═══ DATA FOR REVIEW ═══

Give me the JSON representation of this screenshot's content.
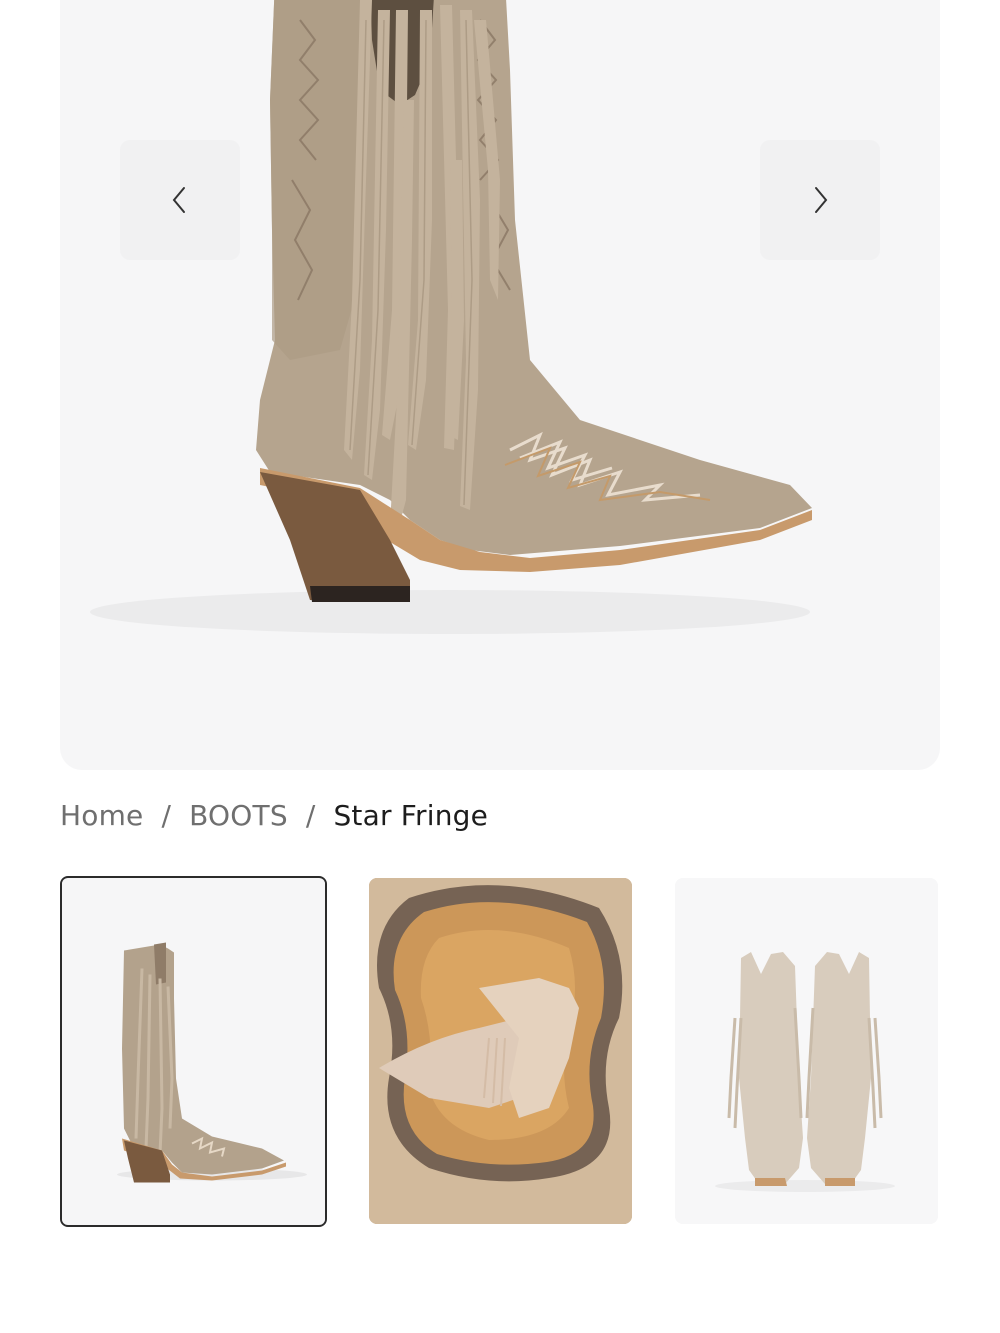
{
  "gallery": {
    "main_image": "star-fringe-boot-side-view",
    "prev_icon": "chevron-left-icon",
    "next_icon": "chevron-right-icon",
    "active_thumbnail": 1
  },
  "breadcrumb": {
    "home": "Home",
    "separator_1": "/",
    "category": "BOOTS",
    "separator_2": "/",
    "current": "Star Fringe"
  },
  "thumbnails": [
    {
      "image": "boot-side-view"
    },
    {
      "image": "boots-in-guitar-case"
    },
    {
      "image": "boots-pair-front-view"
    }
  ],
  "colors": {
    "boot_suede": "#b7a58f",
    "boot_stitch": "#8a7764",
    "heel": "#7a5a3f",
    "sole": "#c89a6c",
    "background": "#f6f6f7",
    "active_border": "#2b2b2b"
  }
}
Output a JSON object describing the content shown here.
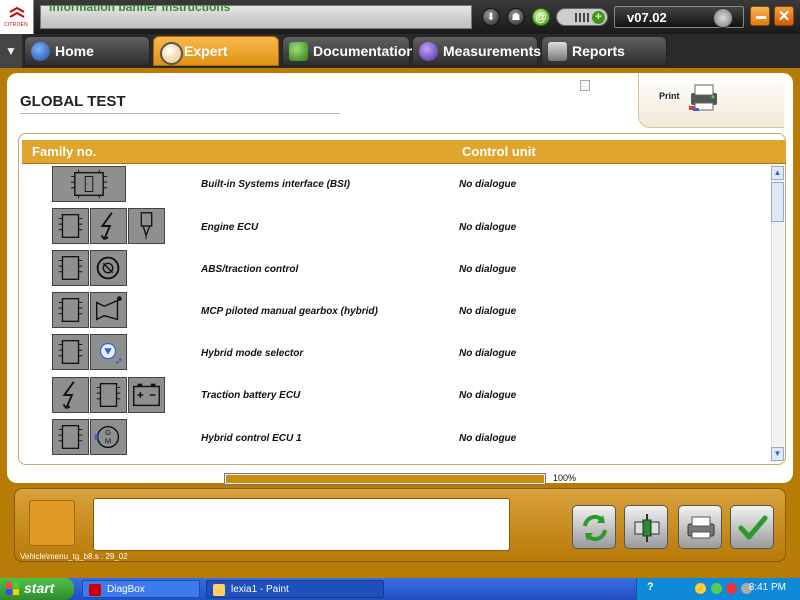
{
  "app": {
    "brand": "CITROËN",
    "info_banner": "Information banner instructions",
    "version": "v07.02"
  },
  "tabs": [
    {
      "label": "Home",
      "active": false
    },
    {
      "label": "Expert",
      "active": true
    },
    {
      "label": "Documentation",
      "active": false
    },
    {
      "label": "Measurements",
      "active": false
    },
    {
      "label": "Reports",
      "active": false
    }
  ],
  "page": {
    "title": "GLOBAL TEST",
    "print_label": "Print"
  },
  "table": {
    "headers": {
      "family": "Family no.",
      "control": "Control unit"
    },
    "rows": [
      {
        "name": "Built-in Systems interface (BSI)",
        "status": "No dialogue",
        "icons": [
          "bsi-module-icon"
        ]
      },
      {
        "name": "Engine ECU",
        "status": "No dialogue",
        "icons": [
          "ecu-chip-icon",
          "lightning-icon",
          "injector-icon"
        ]
      },
      {
        "name": "ABS/traction control",
        "status": "No dialogue",
        "icons": [
          "ecu-chip-icon",
          "abs-icon"
        ]
      },
      {
        "name": "MCP piloted manual gearbox (hybrid)",
        "status": "No dialogue",
        "icons": [
          "ecu-chip-icon",
          "gearbox-icon"
        ]
      },
      {
        "name": "Hybrid mode selector",
        "status": "No dialogue",
        "icons": [
          "ecu-chip-icon",
          "mode-selector-icon"
        ]
      },
      {
        "name": "Traction battery ECU",
        "status": "No dialogue",
        "icons": [
          "lightning-icon",
          "ecu-chip-icon",
          "battery-icon"
        ]
      },
      {
        "name": "Hybrid control ECU 1",
        "status": "No dialogue",
        "icons": [
          "ecu-chip-icon",
          "generator-motor-icon"
        ]
      }
    ]
  },
  "progress": {
    "value": 100,
    "label": "100%"
  },
  "footer": {
    "screen_id": "Vehicle\\menu_tg_b8.s : 29_02"
  },
  "taskbar": {
    "start_label": "start",
    "tasks": [
      {
        "label": "DiagBox"
      },
      {
        "label": "lexia1 - Paint"
      }
    ],
    "clock": "8:41 PM"
  },
  "colors": {
    "accent": "#e0a52e",
    "frame": "#b77c08",
    "tab_active": "#f0a030"
  }
}
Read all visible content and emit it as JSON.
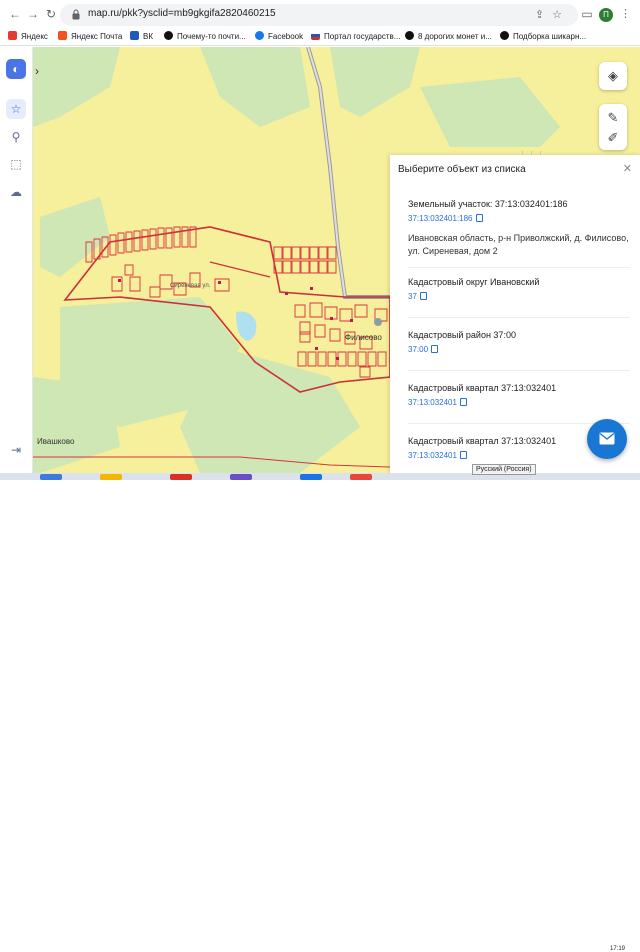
{
  "browser": {
    "url": "map.ru/pkk?ysclid=mb9gkgifa2820460215",
    "profile_initial": "П",
    "bookmarks": [
      {
        "label": "Яндекс",
        "color": "#e53935"
      },
      {
        "label": "Яндекс Почта",
        "color": "#f4511e"
      },
      {
        "label": "ВК",
        "color": "#1e5bb7"
      },
      {
        "label": "Почему-то почти...",
        "color": "#111111"
      },
      {
        "label": "Facebook",
        "color": "#1877f2"
      },
      {
        "label": "Портал государств...",
        "color": "#d32f2f"
      },
      {
        "label": "8 дорогих монет и...",
        "color": "#111111"
      },
      {
        "label": "Подборка шикарн...",
        "color": "#111111"
      }
    ]
  },
  "map": {
    "labels": {
      "filisovo": "Филисово",
      "ivashkovo": "Ивашково",
      "street": "Сиреневая ул."
    },
    "colors": {
      "field": "#f6ef9b",
      "forest": "#cfe6b5",
      "parcel": "#d9343b",
      "road": "#9a9a9a"
    }
  },
  "panel": {
    "title": "Выберите объект из списка",
    "items": [
      {
        "title": "Земельный участок: 37:13:032401:186",
        "link": "37:13:032401:186",
        "address": "Ивановская область, р-н Приволжский, д. Филисово, ул. Сиреневая, дом 2"
      },
      {
        "title": "Кадастровый округ Ивановский",
        "link": "37"
      },
      {
        "title": "Кадастровый район 37:00",
        "link": "37:00"
      },
      {
        "title": "Кадастровый квартал 37:13:032401",
        "link": "37:13:032401"
      },
      {
        "title": "Кадастровый квартал 37:13:032401",
        "link": "37:13:032401"
      }
    ]
  },
  "taskbar": {
    "tooltip": "Русский (Россия)",
    "clock": "17:19"
  }
}
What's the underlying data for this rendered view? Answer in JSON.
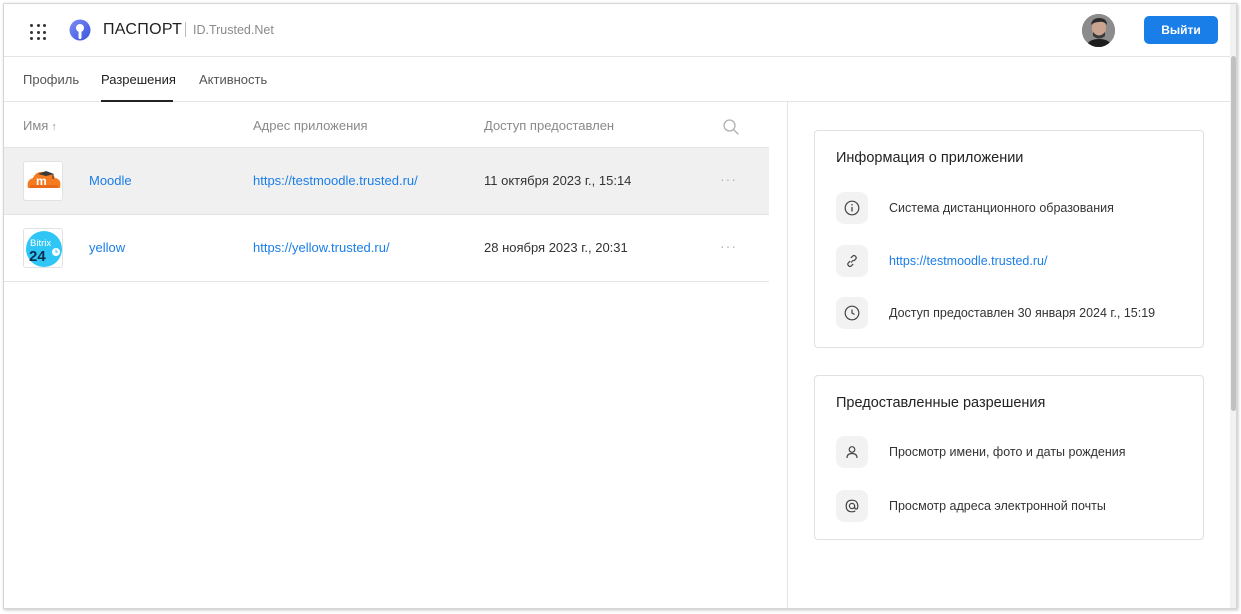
{
  "header": {
    "brand": "ПАСПОРТ",
    "domain": "ID.Trusted.Net",
    "logout_label": "Выйти",
    "icons": [
      "apps-grid-icon",
      "logo-icon",
      "avatar"
    ],
    "accent_color": "#1a7ee8"
  },
  "tabs": [
    {
      "label": "Профиль",
      "active": false
    },
    {
      "label": "Разрешения",
      "active": true
    },
    {
      "label": "Активность",
      "active": false
    }
  ],
  "table": {
    "headers": {
      "name": "Имя",
      "name_sort": "↑",
      "url": "Адрес приложения",
      "date": "Доступ предоставлен"
    },
    "rows": [
      {
        "name": "Moodle",
        "url": "https://testmoodle.trusted.ru/",
        "date": "11 октября 2023 г., 15:14",
        "menu": "···",
        "selected": true
      },
      {
        "name": "yellow",
        "icon_text_top": "Bitrix",
        "icon_text_bottom": "24",
        "url": "https://yellow.trusted.ru/",
        "date": "28 ноября 2023 г., 20:31",
        "menu": "···",
        "selected": false
      }
    ]
  },
  "app_info": {
    "title": "Информация о приложении",
    "description": "Система дистанционного образования",
    "url": "https://testmoodle.trusted.ru/",
    "access": "Доступ предоставлен 30 января 2024 г., 15:19"
  },
  "permissions": {
    "title": "Предоставленные разрешения",
    "items": [
      "Просмотр имени, фото и даты рождения",
      "Просмотр адреса электронной почты"
    ]
  }
}
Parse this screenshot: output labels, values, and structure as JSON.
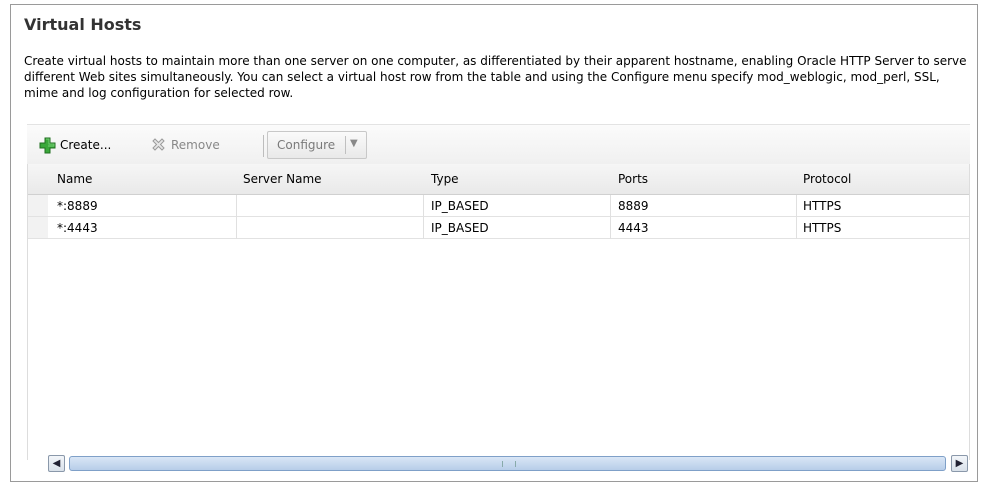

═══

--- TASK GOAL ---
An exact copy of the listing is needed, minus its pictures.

--- OUTPUT OF THE EXERCISE ---
Give me the JSON representation of this screenshot's content.
{
  "gallery": {
    "main_image": "star-fringe-boot-side-view",
    "prev_icon": "chevron-left-icon",
    "next_icon": "chevron-right-icon",
    "active_thumbnail": 1
  },
  "breadcrumb": {
    "home": "Home",
    "separator_1": "/",
    "category": "BOOTS",
    "separator_2": "/",
    "current": "Star Fringe"
  },
  "thumbnails": [
    {
      "image": "boot-side-view"
    },
    {
      "image": "boots-in-guitar-case"
    },
    {
      "image": "boots-pair-front-view"
    }
  ],
  "colors": {
    "boot_suede": "#b7a58f",
    "boot_stitch": "#8a7764",
    "heel": "#7a5a3f",
    "sole": "#c89a6c",
    "background": "#f6f6f7",
    "active_border": "#2b2b2b"
  }
}
Output a JSON object describing the content shown here.
{
  "app": {
    "brand": "CITROËN",
    "info_banner": "Information banner instructions",
    "version": "v07.02"
  },
  "tabs": [
    {
      "label": "Home",
      "active": false
    },
    {
      "label": "Expert",
      "active": true
    },
    {
      "label": "Documentation",
      "active": false
    },
    {
      "label": "Measurements",
      "active": false
    },
    {
      "label": "Reports",
      "active": false
    }
  ],
  "page": {
    "title": "GLOBAL TEST",
    "print_label": "Print"
  },
  "table": {
    "headers": {
      "family": "Family no.",
      "control": "Control unit"
    },
    "rows": [
      {
        "name": "Built-in Systems interface (BSI)",
        "status": "No dialogue",
        "icons": [
          "bsi-module-icon"
        ]
      },
      {
        "name": "Engine ECU",
        "status": "No dialogue",
        "icons": [
          "ecu-chip-icon",
          "lightning-icon",
          "injector-icon"
        ]
      },
      {
        "name": "ABS/traction control",
        "status": "No dialogue",
        "icons": [
          "ecu-chip-icon",
          "abs-icon"
        ]
      },
      {
        "name": "MCP piloted manual gearbox (hybrid)",
        "status": "No dialogue",
        "icons": [
          "ecu-chip-icon",
          "gearbox-icon"
        ]
      },
      {
        "name": "Hybrid mode selector",
        "status": "No dialogue",
        "icons": [
          "ecu-chip-icon",
          "mode-selector-icon"
        ]
      },
      {
        "name": "Traction battery ECU",
        "status": "No dialogue",
        "icons": [
          "lightning-icon",
          "ecu-chip-icon",
          "battery-icon"
        ]
      },
      {
        "name": "Hybrid control ECU 1",
        "status": "No dialogue",
        "icons": [
          "ecu-chip-icon",
          "generator-motor-icon"
        ]
      }
    ]
  },
  "progress": {
    "value": 100,
    "label": "100%"
  },
  "footer": {
    "screen_id": "Vehicle\\menu_tg_b8.s : 29_02"
  },
  "taskbar": {
    "start_label": "start",
    "tasks": [
      {
        "label": "DiagBox"
      },
      {
        "label": "lexia1 - Paint"
      }
    ],
    "clock": "8:41 PM"
  },
  "colors": {
    "accent": "#e0a52e",
    "frame": "#b77c08",
    "tab_active": "#f0a030"
  }
}
Read all visible content and emit it as JSON.
{
  "browser": {
    "url": "map.ru/pkk?ysclid=mb9gkgifa2820460215",
    "profile_initial": "П",
    "bookmarks": [
      {
        "label": "Яндекс",
        "color": "#e53935"
      },
      {
        "label": "Яндекс Почта",
        "color": "#f4511e"
      },
      {
        "label": "ВК",
        "color": "#1e5bb7"
      },
      {
        "label": "Почему-то почти...",
        "color": "#111111"
      },
      {
        "label": "Facebook",
        "color": "#1877f2"
      },
      {
        "label": "Портал государств...",
        "color": "#d32f2f"
      },
      {
        "label": "8 дорогих монет и...",
        "color": "#111111"
      },
      {
        "label": "Подборка шикарн...",
        "color": "#111111"
      }
    ]
  },
  "map": {
    "labels": {
      "filisovo": "Филисово",
      "ivashkovo": "Ивашково",
      "street": "Сиреневая ул."
    },
    "colors": {
      "field": "#f6ef9b",
      "forest": "#cfe6b5",
      "parcel": "#d9343b",
      "road": "#9a9a9a"
    }
  },
  "panel": {
    "title": "Выберите объект из списка",
    "items": [
      {
        "title": "Земельный участок: 37:13:032401:186",
        "link": "37:13:032401:186",
        "address": "Ивановская область, р-н Приволжский, д. Филисово, ул. Сиреневая, дом 2"
      },
      {
        "title": "Кадастровый округ Ивановский",
        "link": "37"
      },
      {
        "title": "Кадастровый район 37:00",
        "link": "37:00"
      },
      {
        "title": "Кадастровый квартал 37:13:032401",
        "link": "37:13:032401"
      },
      {
        "title": "Кадастровый квартал 37:13:032401",
        "link": "37:13:032401"
      }
    ]
  },
  "taskbar": {
    "tooltip": "Русский (Россия)",
    "clock": "17:19"
  }
}
What's the underlying data for this rendered view? Answer in JSON.
{
  "header": {
    "brand": "ПАСПОРТ",
    "domain": "ID.Trusted.Net",
    "logout_label": "Выйти",
    "icons": [
      "apps-grid-icon",
      "logo-icon",
      "avatar"
    ],
    "accent_color": "#1a7ee8"
  },
  "tabs": [
    {
      "label": "Профиль",
      "active": false
    },
    {
      "label": "Разрешения",
      "active": true
    },
    {
      "label": "Активность",
      "active": false
    }
  ],
  "table": {
    "headers": {
      "name": "Имя",
      "name_sort": "↑",
      "url": "Адрес приложения",
      "date": "Доступ предоставлен"
    },
    "rows": [
      {
        "name": "Moodle",
        "url": "https://testmoodle.trusted.ru/",
        "date": "11 октября 2023 г., 15:14",
        "menu": "···",
        "selected": true
      },
      {
        "name": "yellow",
        "icon_text_top": "Bitrix",
        "icon_text_bottom": "24",
        "url": "https://yellow.trusted.ru/",
        "date": "28 ноября 2023 г., 20:31",
        "menu": "···",
        "selected": false
      }
    ]
  },
  "app_info": {
    "title": "Информация о приложении",
    "description": "Система дистанционного образования",
    "url": "https://testmoodle.trusted.ru/",
    "access": "Доступ предоставлен 30 января 2024 г., 15:19"
  },
  "permissions": {
    "title": "Предоставленные разрешения",
    "items": [
      "Просмотр имени, фото и даты рождения",
      "Просмотр адреса электронной почты"
    ]
  }
}
Parse this screenshot: output labels, values, and structure as JSON.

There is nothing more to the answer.